I have Nikon and Canon codec installed in windows 10 so I can open images directly. I also have lightroom for comparing images. When I open the same image shot on Nikon D3400 and Canon 200D on auto white balance and in RAW then the white balance is not same. I keep the lighting the same and shoot the same subject and also shoot RAW NOT JPEG. But I find that Nikon raw files have slight yellow/greenish tint. While Canon raw files have neutral color. So I think different camera brands process color differently in sensor level. Please share your opinion about this issue.
There are several possible things going on here.
1) You're probably looking at the JPEG preview
Most image view programs that can show RAW files but are not meant for processing them show the embedded JPEG preview. The camera creates this using its internal JPEG engine and stores it along with other data in the RAW file.
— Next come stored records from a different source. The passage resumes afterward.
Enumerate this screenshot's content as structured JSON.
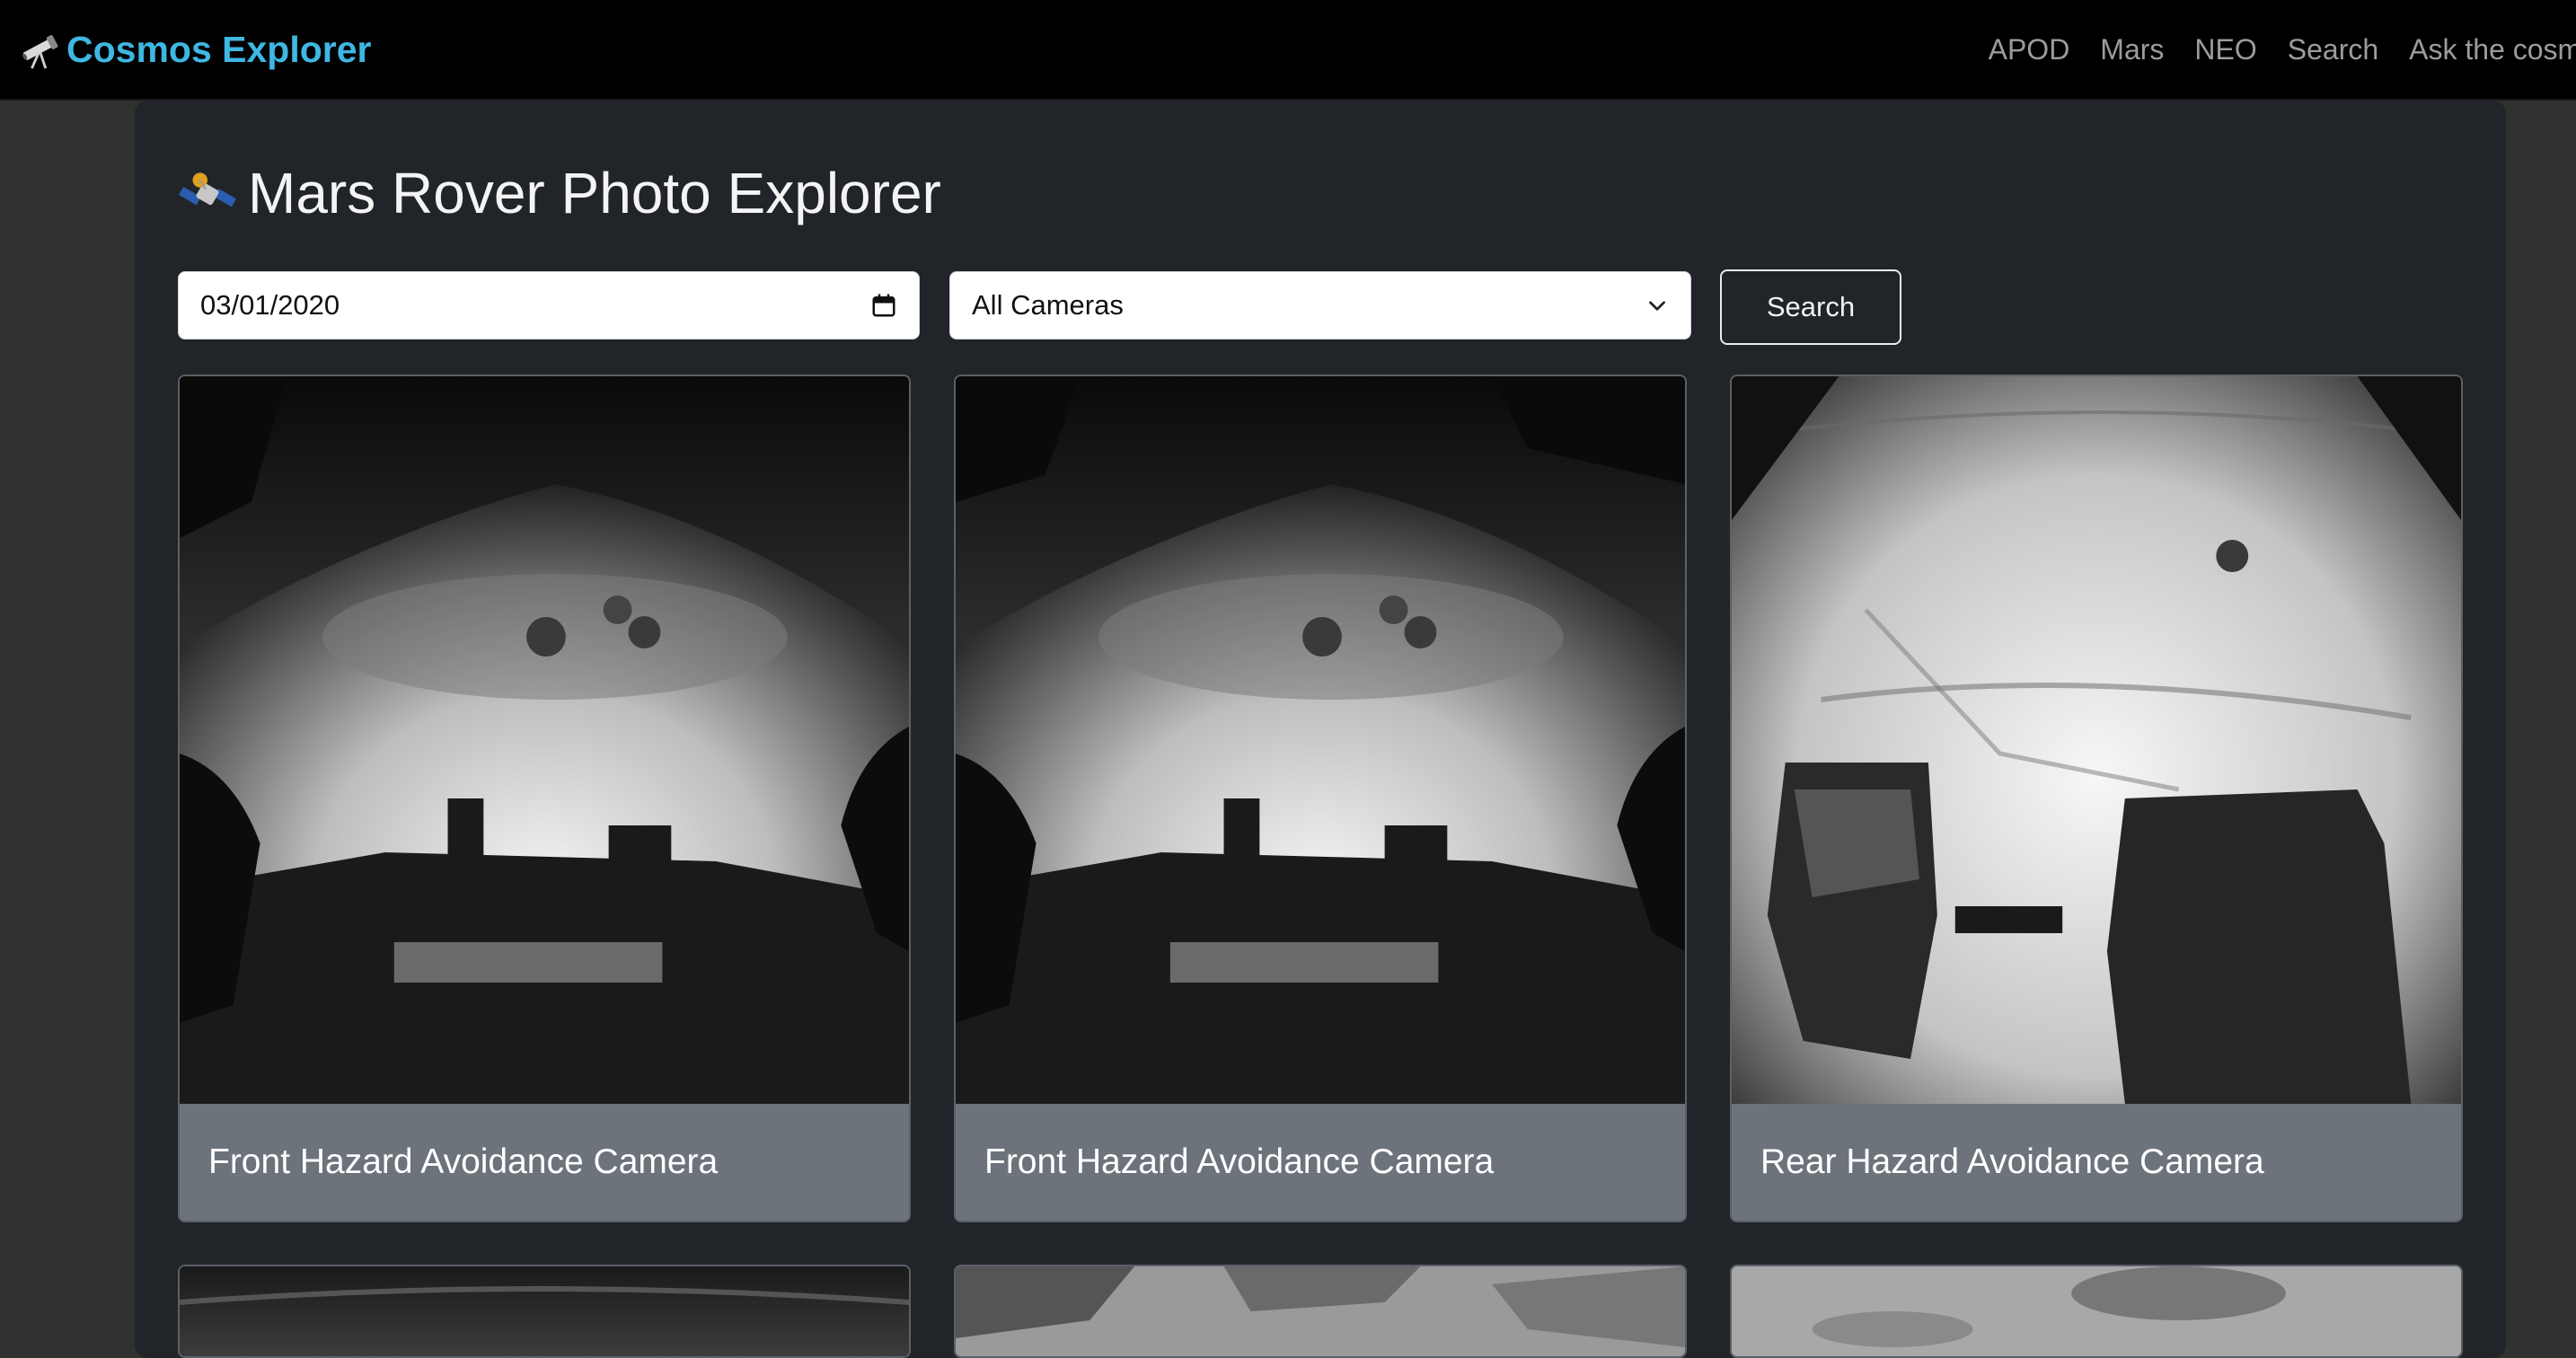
{
  "navbar": {
    "brand": "Cosmos Explorer",
    "brand_icon": "telescope-icon",
    "links": [
      "APOD",
      "Mars",
      "NEO",
      "Search",
      "Ask the cosmos"
    ]
  },
  "page": {
    "title": "Mars Rover Photo Explorer",
    "title_icon": "satellite-icon"
  },
  "filters": {
    "date_value": "03/01/2020",
    "camera_selected": "All Cameras",
    "search_label": "Search"
  },
  "photos": [
    {
      "camera": "Front Hazard Avoidance Camera",
      "image": "front-hazcam-photo-a"
    },
    {
      "camera": "Front Hazard Avoidance Camera",
      "image": "front-hazcam-photo-b"
    },
    {
      "camera": "Rear Hazard Avoidance Camera",
      "image": "rear-hazcam-photo"
    }
  ],
  "colors": {
    "brand": "#3fb7e3",
    "navbar_bg": "#000000",
    "page_bg": "#2f322e",
    "container_bg": "#212529",
    "card_caption_bg": "#6c737b"
  }
}
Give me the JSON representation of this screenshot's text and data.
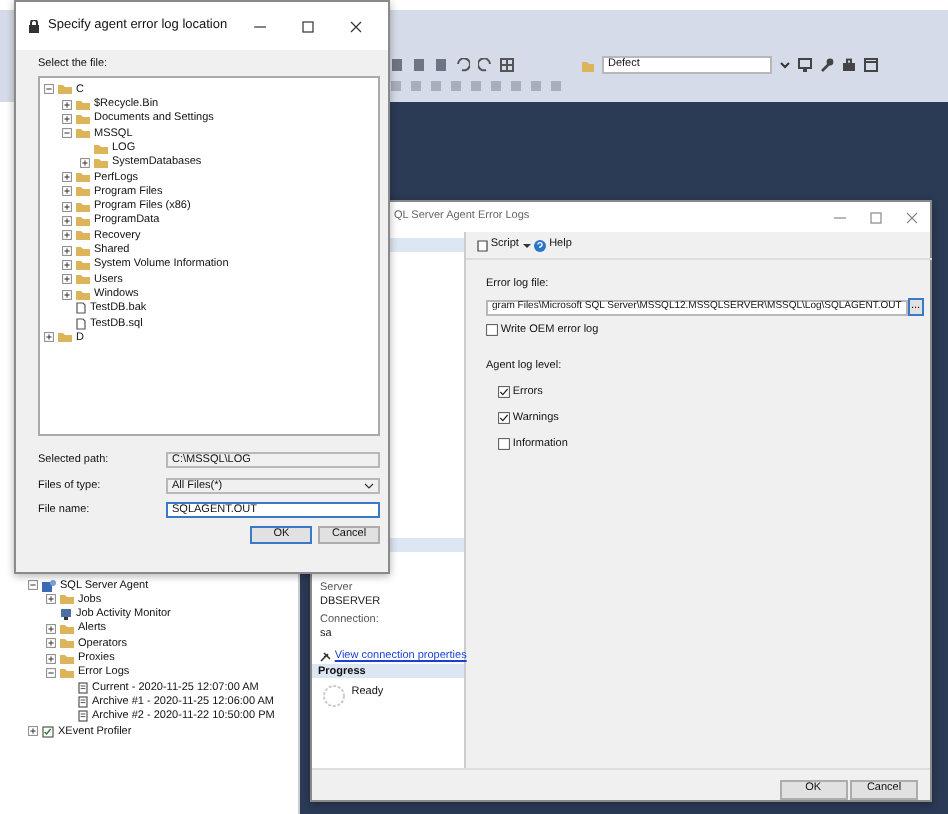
{
  "toolbar": {
    "configuration_combo": "Defect"
  },
  "object_explorer": {
    "items": [
      {
        "label": "SQL Server Agent",
        "kind": "agent",
        "expanded": true,
        "children": [
          {
            "label": "Jobs",
            "kind": "folder",
            "expanded": false
          },
          {
            "label": "Job Activity Monitor",
            "kind": "monitor"
          },
          {
            "label": "Alerts",
            "kind": "folder",
            "expanded": false
          },
          {
            "label": "Operators",
            "kind": "folder",
            "expanded": false
          },
          {
            "label": "Proxies",
            "kind": "folder",
            "expanded": false
          },
          {
            "label": "Error Logs",
            "kind": "folder",
            "expanded": true,
            "children": [
              {
                "label": "Current - 2020-11-25 12:07:00 AM",
                "kind": "log"
              },
              {
                "label": "Archive #1 - 2020-11-25 12:06:00 AM",
                "kind": "log"
              },
              {
                "label": "Archive #2 - 2020-11-22 10:50:00 PM",
                "kind": "log"
              }
            ]
          }
        ]
      },
      {
        "label": "XEvent Profiler",
        "kind": "profiler",
        "expanded": false
      }
    ]
  },
  "error_logs_dialog": {
    "title": "QL Server Agent Error Logs",
    "toolbar": [
      {
        "label": "Script",
        "kind": "script"
      },
      {
        "label": "Help",
        "kind": "help"
      }
    ],
    "connection": {
      "server_label": "Server",
      "server": "DBSERVER",
      "connection_label": "Connection:",
      "connection": "sa",
      "link": "View connection properties"
    },
    "progress": {
      "header": "Progress",
      "status": "Ready"
    },
    "error_log_file": {
      "label": "Error log file:",
      "value": "gram Files\\Microsoft SQL Server\\MSSQL12.MSSQLSERVER\\MSSQL\\Log\\SQLAGENT.OUT",
      "browse": "..."
    },
    "write_oem": {
      "label": "Write OEM error log",
      "checked": false
    },
    "log_level": {
      "label": "Agent log level:",
      "options": [
        {
          "label": "Errors",
          "checked": true
        },
        {
          "label": "Warnings",
          "checked": true
        },
        {
          "label": "Information",
          "checked": false
        }
      ]
    },
    "buttons": [
      "OK",
      "Cancel"
    ]
  },
  "file_dialog": {
    "title": "Specify agent error log location",
    "prompt": "Select the file:",
    "tree": [
      {
        "label": "C",
        "kind": "folder",
        "expanded": true,
        "children": [
          {
            "label": "$Recycle.Bin",
            "kind": "folder",
            "expanded": false
          },
          {
            "label": "Documents and Settings",
            "kind": "folder",
            "expanded": false
          },
          {
            "label": "MSSQL",
            "kind": "folder",
            "expanded": true,
            "children": [
              {
                "label": "LOG",
                "kind": "folder"
              },
              {
                "label": "SystemDatabases",
                "kind": "folder",
                "expanded": false
              }
            ]
          },
          {
            "label": "PerfLogs",
            "kind": "folder",
            "expanded": false
          },
          {
            "label": "Program Files",
            "kind": "folder",
            "expanded": false
          },
          {
            "label": "Program Files (x86)",
            "kind": "folder",
            "expanded": false
          },
          {
            "label": "ProgramData",
            "kind": "folder",
            "expanded": false
          },
          {
            "label": "Recovery",
            "kind": "folder",
            "expanded": false
          },
          {
            "label": "Shared",
            "kind": "folder",
            "expanded": false
          },
          {
            "label": "System Volume Information",
            "kind": "folder",
            "expanded": false
          },
          {
            "label": "Users",
            "kind": "folder",
            "expanded": false
          },
          {
            "label": "Windows",
            "kind": "folder",
            "expanded": false
          },
          {
            "label": "TestDB.bak",
            "kind": "file"
          },
          {
            "label": "TestDB.sql",
            "kind": "file"
          }
        ]
      },
      {
        "label": "D",
        "kind": "folder",
        "expanded": false
      }
    ],
    "selected_path": {
      "label": "Selected path:",
      "value": "C:\\MSSQL\\LOG"
    },
    "files_of_type": {
      "label": "Files of type:",
      "value": "All Files(*)"
    },
    "file_name": {
      "label": "File name:",
      "value": "SQLAGENT.OUT"
    },
    "buttons": [
      "OK",
      "Cancel"
    ]
  }
}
Showing this is a lot less effort and generally more useful than showing an opinionated default rendering of the raw file. (Remember, a RAW file doesn't have just one valid interpretation. See What does an unprocessed RAW file look like?).
But, if that's not it, also consider:
2) You can't shoot the same image on different cameras
The processing isn't the only thing that's different. The sensor itself is, as is the filter stack over the sensor (including the color filter array). And you probably didn't use the same lens. Even similar lenses transmit light slightly differently.
3) There could be differences in the scene itself
And if you took the exact same image at the same time, the cameras weren't in the same place; or, if they were in the same place, the images weren't taken at the same time. This could be particularly a big deal if you are shooting under fluorescent lights (including LEDs) and are using a fast shutter speed.
4) There are two ways you could be doing auto white-balance even with RAW files.
One could be to use your RAW converter's algorithm, which might produce different results simply due to the differences above. But it's also possible that the RAW converter is using the "as shot" white balance, read from metadata in the image (and the same as the camera's JPEG rendering).